WHAT TO WORK ON: Among the records that follow, find each line holding the word "JSON" and copy it.

DATA FOR THIS EXERCISE:

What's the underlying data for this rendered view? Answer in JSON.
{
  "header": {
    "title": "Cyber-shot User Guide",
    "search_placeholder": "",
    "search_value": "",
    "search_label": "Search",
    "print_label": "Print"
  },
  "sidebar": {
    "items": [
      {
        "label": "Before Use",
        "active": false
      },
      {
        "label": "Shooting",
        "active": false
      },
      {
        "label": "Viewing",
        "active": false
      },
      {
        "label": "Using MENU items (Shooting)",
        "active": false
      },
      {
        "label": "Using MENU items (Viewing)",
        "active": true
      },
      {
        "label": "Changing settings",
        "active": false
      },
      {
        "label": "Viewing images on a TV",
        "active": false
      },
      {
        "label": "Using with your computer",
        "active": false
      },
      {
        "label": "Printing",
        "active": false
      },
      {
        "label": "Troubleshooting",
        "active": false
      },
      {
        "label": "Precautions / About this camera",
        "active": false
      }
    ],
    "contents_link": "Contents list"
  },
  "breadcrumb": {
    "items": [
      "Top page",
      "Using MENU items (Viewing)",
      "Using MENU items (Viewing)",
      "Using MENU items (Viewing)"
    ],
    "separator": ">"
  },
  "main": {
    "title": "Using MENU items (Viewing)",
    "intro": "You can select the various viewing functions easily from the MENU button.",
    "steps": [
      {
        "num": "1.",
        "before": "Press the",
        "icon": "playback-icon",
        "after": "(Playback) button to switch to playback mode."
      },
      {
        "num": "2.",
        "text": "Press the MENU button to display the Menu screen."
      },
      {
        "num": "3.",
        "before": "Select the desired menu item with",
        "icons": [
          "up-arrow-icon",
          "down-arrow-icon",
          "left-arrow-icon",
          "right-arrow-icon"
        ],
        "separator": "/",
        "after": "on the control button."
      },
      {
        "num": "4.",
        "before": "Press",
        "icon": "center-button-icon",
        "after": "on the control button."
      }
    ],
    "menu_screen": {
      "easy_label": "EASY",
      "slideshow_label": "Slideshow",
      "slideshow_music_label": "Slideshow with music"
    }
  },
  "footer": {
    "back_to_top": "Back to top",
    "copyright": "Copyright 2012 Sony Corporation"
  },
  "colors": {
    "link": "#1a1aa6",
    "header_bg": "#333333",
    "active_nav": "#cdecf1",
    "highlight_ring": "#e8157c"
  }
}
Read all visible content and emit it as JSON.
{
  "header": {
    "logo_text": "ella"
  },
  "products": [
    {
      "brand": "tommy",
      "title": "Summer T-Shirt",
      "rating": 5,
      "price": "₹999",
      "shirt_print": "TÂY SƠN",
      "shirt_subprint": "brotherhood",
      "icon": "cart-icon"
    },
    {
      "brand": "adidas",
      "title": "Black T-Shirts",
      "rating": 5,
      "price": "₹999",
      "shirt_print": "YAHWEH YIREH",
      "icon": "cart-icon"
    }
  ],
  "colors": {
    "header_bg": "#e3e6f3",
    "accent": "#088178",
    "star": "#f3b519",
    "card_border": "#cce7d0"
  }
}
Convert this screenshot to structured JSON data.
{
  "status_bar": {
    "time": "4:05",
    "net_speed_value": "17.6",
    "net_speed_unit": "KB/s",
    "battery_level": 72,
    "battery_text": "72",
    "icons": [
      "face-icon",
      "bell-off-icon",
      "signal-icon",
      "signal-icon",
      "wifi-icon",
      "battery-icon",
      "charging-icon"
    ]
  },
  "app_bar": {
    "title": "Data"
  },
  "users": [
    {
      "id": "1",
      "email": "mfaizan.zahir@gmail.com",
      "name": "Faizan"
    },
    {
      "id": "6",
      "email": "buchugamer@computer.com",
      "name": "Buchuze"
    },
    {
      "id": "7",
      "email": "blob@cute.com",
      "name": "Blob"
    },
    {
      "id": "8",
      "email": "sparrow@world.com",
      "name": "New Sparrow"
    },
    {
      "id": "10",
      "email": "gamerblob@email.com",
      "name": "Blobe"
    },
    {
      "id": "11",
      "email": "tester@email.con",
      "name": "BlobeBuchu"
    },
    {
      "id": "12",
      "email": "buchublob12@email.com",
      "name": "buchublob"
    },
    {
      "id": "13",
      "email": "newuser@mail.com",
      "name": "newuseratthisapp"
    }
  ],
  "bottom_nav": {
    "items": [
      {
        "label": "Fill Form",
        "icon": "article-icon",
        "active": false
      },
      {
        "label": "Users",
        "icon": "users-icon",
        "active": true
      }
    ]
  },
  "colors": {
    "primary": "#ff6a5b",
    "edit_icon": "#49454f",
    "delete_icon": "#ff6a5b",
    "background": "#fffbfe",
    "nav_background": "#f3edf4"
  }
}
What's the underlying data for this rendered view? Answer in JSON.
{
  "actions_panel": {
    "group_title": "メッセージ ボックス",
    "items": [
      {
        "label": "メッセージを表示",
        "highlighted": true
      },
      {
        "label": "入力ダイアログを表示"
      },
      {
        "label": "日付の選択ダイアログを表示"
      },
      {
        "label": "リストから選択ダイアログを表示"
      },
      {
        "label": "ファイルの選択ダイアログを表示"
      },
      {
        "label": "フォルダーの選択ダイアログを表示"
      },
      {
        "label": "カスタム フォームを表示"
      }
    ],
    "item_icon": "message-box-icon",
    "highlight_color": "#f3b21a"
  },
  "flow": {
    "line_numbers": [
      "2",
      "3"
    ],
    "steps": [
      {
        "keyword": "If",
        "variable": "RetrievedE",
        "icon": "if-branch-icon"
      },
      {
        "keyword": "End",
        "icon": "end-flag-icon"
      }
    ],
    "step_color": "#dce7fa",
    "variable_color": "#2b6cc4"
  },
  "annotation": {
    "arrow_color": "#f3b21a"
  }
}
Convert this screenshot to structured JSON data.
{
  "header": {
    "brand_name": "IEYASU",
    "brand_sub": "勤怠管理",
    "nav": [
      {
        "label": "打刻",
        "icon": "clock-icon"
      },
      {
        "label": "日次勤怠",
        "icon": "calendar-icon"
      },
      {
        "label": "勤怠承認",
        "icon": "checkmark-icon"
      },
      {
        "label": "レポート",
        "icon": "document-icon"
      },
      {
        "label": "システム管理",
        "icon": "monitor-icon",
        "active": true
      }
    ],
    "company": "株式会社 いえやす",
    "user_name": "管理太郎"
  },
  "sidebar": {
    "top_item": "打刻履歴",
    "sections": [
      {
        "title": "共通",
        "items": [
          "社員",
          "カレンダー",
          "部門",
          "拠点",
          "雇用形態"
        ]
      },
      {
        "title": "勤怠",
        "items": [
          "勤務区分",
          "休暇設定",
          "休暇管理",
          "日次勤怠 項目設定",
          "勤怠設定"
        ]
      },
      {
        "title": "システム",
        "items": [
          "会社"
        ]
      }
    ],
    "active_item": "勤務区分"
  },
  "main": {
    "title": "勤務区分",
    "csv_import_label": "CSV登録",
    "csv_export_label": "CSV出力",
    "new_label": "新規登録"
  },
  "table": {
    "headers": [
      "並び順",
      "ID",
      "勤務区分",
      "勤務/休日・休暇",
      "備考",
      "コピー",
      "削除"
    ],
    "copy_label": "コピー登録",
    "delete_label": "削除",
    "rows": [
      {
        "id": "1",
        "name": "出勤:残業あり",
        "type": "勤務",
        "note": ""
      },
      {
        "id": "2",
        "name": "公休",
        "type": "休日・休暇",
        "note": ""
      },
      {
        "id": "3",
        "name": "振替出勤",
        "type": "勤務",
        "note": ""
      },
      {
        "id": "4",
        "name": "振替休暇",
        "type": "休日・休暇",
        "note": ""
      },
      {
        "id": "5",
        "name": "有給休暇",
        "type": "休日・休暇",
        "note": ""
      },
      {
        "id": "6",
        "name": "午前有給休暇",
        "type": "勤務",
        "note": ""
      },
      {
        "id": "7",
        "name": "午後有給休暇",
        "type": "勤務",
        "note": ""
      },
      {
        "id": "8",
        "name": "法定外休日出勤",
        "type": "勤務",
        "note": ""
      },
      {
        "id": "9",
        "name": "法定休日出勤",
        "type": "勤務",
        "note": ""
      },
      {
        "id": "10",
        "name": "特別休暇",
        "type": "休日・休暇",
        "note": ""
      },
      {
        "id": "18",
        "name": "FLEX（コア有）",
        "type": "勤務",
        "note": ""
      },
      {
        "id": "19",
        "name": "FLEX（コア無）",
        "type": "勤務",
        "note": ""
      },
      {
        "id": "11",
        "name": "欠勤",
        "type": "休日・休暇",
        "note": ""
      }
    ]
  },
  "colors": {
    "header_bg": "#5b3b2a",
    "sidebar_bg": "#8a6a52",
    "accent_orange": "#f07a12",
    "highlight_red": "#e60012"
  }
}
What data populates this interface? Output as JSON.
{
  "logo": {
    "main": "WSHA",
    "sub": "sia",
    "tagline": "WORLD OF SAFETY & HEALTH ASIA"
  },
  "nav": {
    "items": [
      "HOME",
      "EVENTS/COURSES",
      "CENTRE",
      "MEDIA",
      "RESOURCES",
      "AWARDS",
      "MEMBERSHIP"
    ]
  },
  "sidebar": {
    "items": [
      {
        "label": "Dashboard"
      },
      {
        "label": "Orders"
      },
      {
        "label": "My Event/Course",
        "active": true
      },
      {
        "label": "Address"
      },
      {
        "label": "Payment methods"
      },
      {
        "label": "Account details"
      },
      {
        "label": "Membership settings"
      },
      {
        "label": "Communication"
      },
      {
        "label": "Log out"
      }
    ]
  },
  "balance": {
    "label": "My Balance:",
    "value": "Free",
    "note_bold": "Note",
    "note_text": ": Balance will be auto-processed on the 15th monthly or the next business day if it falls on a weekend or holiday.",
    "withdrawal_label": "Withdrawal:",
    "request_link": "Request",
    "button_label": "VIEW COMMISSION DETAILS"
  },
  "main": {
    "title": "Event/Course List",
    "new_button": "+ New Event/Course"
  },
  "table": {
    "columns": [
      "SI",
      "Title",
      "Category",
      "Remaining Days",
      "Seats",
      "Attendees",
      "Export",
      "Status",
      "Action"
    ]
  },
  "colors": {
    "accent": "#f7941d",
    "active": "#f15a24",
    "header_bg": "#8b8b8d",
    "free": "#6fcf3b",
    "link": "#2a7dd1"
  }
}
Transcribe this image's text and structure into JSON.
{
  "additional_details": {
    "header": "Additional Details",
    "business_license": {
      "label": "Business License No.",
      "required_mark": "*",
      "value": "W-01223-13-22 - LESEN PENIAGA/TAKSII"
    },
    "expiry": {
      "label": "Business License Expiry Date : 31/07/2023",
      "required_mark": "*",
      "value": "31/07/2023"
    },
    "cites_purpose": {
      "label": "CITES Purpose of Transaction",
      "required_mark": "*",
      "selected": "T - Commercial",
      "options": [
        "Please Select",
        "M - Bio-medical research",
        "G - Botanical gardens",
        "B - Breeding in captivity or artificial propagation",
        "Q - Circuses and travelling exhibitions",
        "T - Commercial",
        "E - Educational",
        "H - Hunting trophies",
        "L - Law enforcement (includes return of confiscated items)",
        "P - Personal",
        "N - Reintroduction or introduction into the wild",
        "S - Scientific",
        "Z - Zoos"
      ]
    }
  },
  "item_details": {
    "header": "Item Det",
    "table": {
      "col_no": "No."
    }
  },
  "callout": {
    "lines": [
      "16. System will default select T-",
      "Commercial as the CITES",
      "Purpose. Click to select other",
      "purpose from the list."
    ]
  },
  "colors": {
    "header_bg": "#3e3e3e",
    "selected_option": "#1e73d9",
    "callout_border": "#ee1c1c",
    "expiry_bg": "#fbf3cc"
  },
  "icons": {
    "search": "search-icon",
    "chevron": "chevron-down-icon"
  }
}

RESPONSE BELOW:
What's the underlying data for this rendered view? Answer in JSON.
Read all visible content and emit it as JSON.
Convert this screenshot to structured JSON data.
What's the underlying data for this rendered view? Answer in JSON.
Convert this screenshot to structured JSON data.
What data populates this interface? Output as JSON.
Transcribe this image's text and structure into JSON.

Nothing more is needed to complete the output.